● Action item
Every record is to be restated exactly, with nothing left out.

━━━━━━━━━━━━━━━━━━━━━━━━━━━━━━

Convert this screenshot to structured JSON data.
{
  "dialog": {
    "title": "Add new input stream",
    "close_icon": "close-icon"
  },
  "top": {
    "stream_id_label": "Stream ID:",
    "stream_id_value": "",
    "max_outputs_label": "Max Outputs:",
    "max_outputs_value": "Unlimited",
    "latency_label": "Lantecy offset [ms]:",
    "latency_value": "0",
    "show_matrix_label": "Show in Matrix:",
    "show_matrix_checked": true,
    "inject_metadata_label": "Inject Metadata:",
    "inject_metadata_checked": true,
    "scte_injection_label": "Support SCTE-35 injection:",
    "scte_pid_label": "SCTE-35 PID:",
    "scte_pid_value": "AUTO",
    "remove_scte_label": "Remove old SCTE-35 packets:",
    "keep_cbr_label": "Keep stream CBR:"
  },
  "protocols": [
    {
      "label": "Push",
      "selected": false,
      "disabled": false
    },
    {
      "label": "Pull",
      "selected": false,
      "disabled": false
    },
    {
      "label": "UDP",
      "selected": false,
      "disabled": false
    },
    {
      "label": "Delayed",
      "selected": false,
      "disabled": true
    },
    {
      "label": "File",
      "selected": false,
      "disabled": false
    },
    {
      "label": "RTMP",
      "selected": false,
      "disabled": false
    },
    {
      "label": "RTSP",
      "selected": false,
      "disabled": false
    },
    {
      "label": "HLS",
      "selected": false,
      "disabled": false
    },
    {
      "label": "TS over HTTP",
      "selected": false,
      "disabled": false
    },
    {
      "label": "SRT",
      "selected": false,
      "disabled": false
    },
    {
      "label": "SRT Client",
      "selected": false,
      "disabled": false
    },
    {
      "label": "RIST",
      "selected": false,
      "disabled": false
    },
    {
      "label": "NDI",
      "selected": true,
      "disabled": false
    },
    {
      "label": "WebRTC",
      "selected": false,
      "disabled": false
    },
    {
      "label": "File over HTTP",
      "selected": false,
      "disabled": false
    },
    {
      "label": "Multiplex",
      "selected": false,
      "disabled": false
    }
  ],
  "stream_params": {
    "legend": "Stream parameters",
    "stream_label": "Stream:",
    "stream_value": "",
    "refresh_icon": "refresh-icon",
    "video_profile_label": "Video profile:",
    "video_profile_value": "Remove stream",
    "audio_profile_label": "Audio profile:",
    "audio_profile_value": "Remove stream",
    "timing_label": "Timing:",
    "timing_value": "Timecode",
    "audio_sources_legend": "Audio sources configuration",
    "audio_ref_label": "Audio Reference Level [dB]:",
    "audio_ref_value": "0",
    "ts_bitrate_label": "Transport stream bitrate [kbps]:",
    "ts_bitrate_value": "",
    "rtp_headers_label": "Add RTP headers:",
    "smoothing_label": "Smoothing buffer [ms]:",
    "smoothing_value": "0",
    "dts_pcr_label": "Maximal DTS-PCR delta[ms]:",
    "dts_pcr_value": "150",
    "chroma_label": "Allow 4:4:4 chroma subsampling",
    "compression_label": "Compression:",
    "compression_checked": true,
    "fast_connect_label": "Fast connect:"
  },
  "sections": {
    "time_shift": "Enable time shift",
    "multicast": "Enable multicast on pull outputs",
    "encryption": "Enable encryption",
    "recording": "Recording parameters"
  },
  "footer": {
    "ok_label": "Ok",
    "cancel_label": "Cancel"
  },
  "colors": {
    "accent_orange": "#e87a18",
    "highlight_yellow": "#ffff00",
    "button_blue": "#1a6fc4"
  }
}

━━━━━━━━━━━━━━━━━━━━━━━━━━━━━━

● Exercise result
Convert this screenshot to structured JSON data.
{
  "dialog": {
    "title": "Add new input stream",
    "close_icon": "close-icon"
  },
  "top": {
    "stream_id_label": "Stream ID:",
    "stream_id_value": "",
    "max_outputs_label": "Max Outputs:",
    "max_outputs_value": "Unlimited",
    "latency_label": "Lantecy offset [ms]:",
    "latency_value": "0",
    "show_matrix_label": "Show in Matrix:",
    "show_matrix_checked": true,
    "inject_metadata_label": "Inject Metadata:",
    "inject_metadata_checked": true,
    "scte_injection_label": "Support SCTE-35 injection:",
    "scte_pid_label": "SCTE-35 PID:",
    "scte_pid_value": "AUTO",
    "remove_scte_label": "Remove old SCTE-35 packets:",
    "keep_cbr_label": "Keep stream CBR:"
  },
  "protocols": [
    {
      "label": "Push",
      "selected": false,
      "disabled": false
    },
    {
      "label": "Pull",
      "selected": false,
      "disabled": false
    },
    {
      "label": "UDP",
      "selected": false,
      "disabled": false
    },
    {
      "label": "Delayed",
      "selected": false,
      "disabled": true
    },
    {
      "label": "File",
      "selected": false,
      "disabled": false
    },
    {
      "label": "RTMP",
      "selected": false,
      "disabled": false
    },
    {
      "label": "RTSP",
      "selected": false,
      "disabled": false
    },
    {
      "label": "HLS",
      "selected": false,
      "disabled": false
    },
    {
      "label": "TS over HTTP",
      "selected": false,
      "disabled": false
    },
    {
      "label": "SRT",
      "selected": false,
      "disabled": false
    },
    {
      "label": "SRT Client",
      "selected": false,
      "disabled": false
    },
    {
      "label": "RIST",
      "selected": false,
      "disabled": false
    },
    {
      "label": "NDI",
      "selected": true,
      "disabled": false
    },
    {
      "label": "WebRTC",
      "selected": false,
      "disabled": false
    },
    {
      "label": "File over HTTP",
      "selected": false,
      "disabled": false
    },
    {
      "label": "Multiplex",
      "selected": false,
      "disabled": false
    }
  ],
  "stream_params": {
    "legend": "Stream parameters",
    "stream_label": "Stream:",
    "stream_value": "",
    "refresh_icon": "refresh-icon",
    "video_profile_label": "Video profile:",
    "video_profile_value": "Remove stream",
    "audio_profile_label": "Audio profile:",
    "audio_profile_value": "Remove stream",
    "timing_label": "Timing:",
    "timing_value": "Timecode",
    "audio_sources_legend": "Audio sources configuration",
    "audio_ref_label": "Audio Reference Level [dB]:",
    "audio_ref_value": "0",
    "ts_bitrate_label": "Transport stream bitrate [kbps]:",
    "ts_bitrate_value": "",
    "rtp_headers_label": "Add RTP headers:",
    "smoothing_label": "Smoothing buffer [ms]:",
    "smoothing_value": "0",
    "dts_pcr_label": "Maximal DTS-PCR delta[ms]:",
    "dts_pcr_value": "150",
    "chroma_label": "Allow 4:4:4 chroma subsampling",
    "compression_label": "Compression:",
    "compression_checked": true,
    "fast_connect_label": "Fast connect:"
  },
  "sections": {
    "time_shift": "Enable time shift",
    "multicast": "Enable multicast on pull outputs",
    "encryption": "Enable encryption",
    "recording": "Recording parameters"
  },
  "footer": {
    "ok_label": "Ok",
    "cancel_label": "Cancel"
  },
  "colors": {
    "accent_orange": "#e87a18",
    "highlight_yellow": "#ffff00",
    "button_blue": "#1a6fc4"
  }
}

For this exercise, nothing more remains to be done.